- Limited availability of affordable long-term care and staff to provide care – it is difficult to find and access long-term care at reasonable rates. Also, there are limited incentives for providers to work in rural areas, so it can be impossible to hire in-home care or staff existing facilities adequately.
- Inadequate availability of affordable transportation – transportation issues create a barrier to accessing and safely use services, which can increase isolation.
Waiting up to two hours for a ride
Paul of Las Vegas has been caring for his wife, Dixie, since she was diagnosed with Alzheimer’s in 2014. Dixie attends the Adult Day Care Center of Henderson six days a week. Paul can afford it because of a grant he received from Nevada Senior Services.
Paul uses Paratransit to get Dixie to and from the adult day center, but there’s a two-hour window for pickup in each direction. Paul must have Dixie ready and waiting with him for up to two hours at the pickup site – regardless of weather. He must also wait there for up to two hours for Dixie to be dropped off.
Recommendations for the committee
Those in a caregiving role (family caregivers or professionals) should have the information, tools and resources they need to provide quality care. This kind of care preserves autonomy for individuals with dementia, can help avoid institutional placement and improves quality of life.
In reviewing findings from the listening session, we made three recommendations to the committee:
- Expand respite – through enhanced/alternate funding sources, increase ease of access to respite resources; bolster programs that recruit and train respite volunteers statewide.
- Increase public awareness of services – promote use of existing services through a coordinated, statewide public awareness campaign.
- Review training and education requirements for providers – review Nevada statutes & codes for consistency in dementia training requirements amongst all facilities and health professionals.
Committee’s next steps
The committee has been gathering data from a variety of sources within the state. Members have also heard testimony from programs in other states, as they seek best practices.
After their final meeting in June, the committee will make recommendations, which may include new legislation, budget requests and/or changes in statute/code. They will submit their findings and recommendations for the 2019 legislative session.
We have been impressed by the efforts of the committee. “Clearly they are committed to making recommendations that will have lasting impact on people with Alzheimer’s and other dementia in Nevada, including the rural communities,” stated Ruth Gay, Chief Policy Officer of the Alzheimer’s Association, Northern California and Northern Nevada Chapter. “We look forward to supporting the implementation of their recommendations.”
If you are living with Alzheimer’s or another form or dementia or are a caregiver, please call 800.272.3900 or visit our website to learn about resources available to support you. Learn more about sharing your story to improve policies related to Alzheimer’s.
- Nevada Interim Committee to Study the Needs Related to Behavioral and Cognitive Care of Older Persons

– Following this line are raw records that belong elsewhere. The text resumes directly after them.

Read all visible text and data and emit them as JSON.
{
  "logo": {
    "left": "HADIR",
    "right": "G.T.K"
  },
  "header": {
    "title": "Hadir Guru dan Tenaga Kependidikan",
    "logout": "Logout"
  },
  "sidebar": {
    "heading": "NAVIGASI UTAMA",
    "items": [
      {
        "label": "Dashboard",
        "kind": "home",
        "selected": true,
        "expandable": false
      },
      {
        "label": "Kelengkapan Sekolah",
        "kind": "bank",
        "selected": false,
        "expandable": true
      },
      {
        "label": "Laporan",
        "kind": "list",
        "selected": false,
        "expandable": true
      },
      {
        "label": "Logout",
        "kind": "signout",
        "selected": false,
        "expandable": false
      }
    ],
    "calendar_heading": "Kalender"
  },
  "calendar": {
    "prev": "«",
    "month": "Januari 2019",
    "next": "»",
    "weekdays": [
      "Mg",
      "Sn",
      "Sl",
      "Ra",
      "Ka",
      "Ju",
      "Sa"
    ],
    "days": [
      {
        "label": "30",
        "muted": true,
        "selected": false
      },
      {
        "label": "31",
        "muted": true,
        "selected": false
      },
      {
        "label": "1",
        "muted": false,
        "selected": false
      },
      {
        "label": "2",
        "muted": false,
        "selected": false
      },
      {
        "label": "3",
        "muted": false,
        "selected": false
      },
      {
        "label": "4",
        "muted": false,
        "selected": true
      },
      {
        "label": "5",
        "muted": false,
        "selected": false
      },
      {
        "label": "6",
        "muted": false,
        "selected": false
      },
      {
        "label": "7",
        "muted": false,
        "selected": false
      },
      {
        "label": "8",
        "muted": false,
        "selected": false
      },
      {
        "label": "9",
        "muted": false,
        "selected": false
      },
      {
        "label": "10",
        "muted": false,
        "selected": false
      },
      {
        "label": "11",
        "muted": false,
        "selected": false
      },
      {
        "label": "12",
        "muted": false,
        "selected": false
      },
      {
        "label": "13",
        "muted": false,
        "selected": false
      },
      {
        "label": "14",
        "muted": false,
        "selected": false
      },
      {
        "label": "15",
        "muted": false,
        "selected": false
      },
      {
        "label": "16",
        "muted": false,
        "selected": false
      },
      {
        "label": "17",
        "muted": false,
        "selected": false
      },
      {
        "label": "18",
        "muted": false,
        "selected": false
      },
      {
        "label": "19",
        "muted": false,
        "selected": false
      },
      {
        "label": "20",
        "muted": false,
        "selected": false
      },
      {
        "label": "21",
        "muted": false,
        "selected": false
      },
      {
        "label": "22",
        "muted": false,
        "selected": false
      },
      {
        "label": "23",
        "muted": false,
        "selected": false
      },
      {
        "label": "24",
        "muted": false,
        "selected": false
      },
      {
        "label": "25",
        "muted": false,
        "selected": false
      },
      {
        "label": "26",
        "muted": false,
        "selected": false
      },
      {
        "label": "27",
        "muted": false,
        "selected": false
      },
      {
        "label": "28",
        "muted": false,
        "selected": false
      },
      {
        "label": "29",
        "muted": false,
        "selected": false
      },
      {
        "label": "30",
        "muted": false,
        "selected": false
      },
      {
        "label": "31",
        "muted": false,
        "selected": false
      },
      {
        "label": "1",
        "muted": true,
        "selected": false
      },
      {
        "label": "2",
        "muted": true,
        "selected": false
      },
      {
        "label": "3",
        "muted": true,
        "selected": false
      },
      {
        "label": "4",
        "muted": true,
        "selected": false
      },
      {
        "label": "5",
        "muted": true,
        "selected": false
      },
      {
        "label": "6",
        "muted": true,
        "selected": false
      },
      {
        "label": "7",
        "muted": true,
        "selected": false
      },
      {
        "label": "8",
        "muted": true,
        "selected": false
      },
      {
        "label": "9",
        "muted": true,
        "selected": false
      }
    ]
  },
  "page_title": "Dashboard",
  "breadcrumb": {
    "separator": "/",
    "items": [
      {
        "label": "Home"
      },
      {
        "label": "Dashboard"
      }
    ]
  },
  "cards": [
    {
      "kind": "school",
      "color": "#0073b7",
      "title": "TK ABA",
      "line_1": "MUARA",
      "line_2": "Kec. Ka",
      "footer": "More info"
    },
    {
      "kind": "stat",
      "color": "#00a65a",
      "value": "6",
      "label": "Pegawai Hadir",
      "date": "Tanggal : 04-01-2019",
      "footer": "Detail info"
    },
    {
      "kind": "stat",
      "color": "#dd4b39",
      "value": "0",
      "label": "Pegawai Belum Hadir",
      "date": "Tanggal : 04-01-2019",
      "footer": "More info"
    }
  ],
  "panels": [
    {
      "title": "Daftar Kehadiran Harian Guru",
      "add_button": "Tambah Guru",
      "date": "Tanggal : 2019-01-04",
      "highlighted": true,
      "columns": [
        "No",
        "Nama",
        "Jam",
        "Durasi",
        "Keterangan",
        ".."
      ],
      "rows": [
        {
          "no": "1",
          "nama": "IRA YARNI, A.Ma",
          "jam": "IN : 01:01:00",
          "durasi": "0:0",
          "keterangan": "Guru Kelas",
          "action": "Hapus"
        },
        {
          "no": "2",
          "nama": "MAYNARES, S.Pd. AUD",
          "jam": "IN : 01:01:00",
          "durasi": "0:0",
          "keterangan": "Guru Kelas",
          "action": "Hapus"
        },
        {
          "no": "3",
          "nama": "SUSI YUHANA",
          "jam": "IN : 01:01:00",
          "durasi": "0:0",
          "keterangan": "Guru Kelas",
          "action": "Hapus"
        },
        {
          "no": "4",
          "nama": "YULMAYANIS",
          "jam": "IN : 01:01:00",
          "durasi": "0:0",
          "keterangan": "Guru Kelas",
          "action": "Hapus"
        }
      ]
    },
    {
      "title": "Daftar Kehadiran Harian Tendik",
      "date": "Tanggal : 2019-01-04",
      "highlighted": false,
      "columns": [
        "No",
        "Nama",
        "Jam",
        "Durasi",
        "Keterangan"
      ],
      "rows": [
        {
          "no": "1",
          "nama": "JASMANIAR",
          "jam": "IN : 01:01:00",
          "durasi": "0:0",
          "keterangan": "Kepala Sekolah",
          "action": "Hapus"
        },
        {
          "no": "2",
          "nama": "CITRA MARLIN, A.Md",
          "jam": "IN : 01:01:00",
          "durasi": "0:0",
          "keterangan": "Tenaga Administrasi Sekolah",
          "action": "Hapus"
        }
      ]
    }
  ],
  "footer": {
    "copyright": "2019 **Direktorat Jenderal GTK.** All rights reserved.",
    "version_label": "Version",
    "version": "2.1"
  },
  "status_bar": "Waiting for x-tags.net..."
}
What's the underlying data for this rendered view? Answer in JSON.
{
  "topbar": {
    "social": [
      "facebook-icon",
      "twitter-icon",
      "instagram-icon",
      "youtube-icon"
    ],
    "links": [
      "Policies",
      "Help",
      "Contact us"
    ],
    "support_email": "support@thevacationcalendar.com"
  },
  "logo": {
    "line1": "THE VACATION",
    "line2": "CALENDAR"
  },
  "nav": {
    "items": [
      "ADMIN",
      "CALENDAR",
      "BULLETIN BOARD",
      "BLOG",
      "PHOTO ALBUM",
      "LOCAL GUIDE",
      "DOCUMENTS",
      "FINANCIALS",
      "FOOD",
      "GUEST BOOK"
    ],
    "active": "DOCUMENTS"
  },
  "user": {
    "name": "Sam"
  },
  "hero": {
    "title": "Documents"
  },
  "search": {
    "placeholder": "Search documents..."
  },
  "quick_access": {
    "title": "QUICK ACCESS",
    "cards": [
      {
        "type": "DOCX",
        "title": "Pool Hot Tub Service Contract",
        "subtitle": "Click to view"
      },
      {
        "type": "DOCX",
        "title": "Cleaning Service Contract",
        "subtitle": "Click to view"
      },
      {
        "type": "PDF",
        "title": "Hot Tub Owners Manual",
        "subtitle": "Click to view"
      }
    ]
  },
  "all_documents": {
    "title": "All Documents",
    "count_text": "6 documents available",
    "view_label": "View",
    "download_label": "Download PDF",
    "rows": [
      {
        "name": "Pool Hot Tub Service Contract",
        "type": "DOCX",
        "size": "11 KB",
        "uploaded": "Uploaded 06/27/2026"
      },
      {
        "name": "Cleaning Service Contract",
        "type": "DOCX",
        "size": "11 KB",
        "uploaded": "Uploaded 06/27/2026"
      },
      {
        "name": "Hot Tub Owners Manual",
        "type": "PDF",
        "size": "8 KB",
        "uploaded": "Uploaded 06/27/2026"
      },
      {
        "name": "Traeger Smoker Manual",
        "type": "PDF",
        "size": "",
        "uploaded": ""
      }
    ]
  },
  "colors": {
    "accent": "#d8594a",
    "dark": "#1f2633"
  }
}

- National and Nevada Alzheimer’s Facts and Figures
- Data on Dementia Caregiving in Nevada, Behavioral Risk Factor Surveillance System
- Caregiver support
- Find community resources (nationwide)
- Become an advocate
- Share what you have learned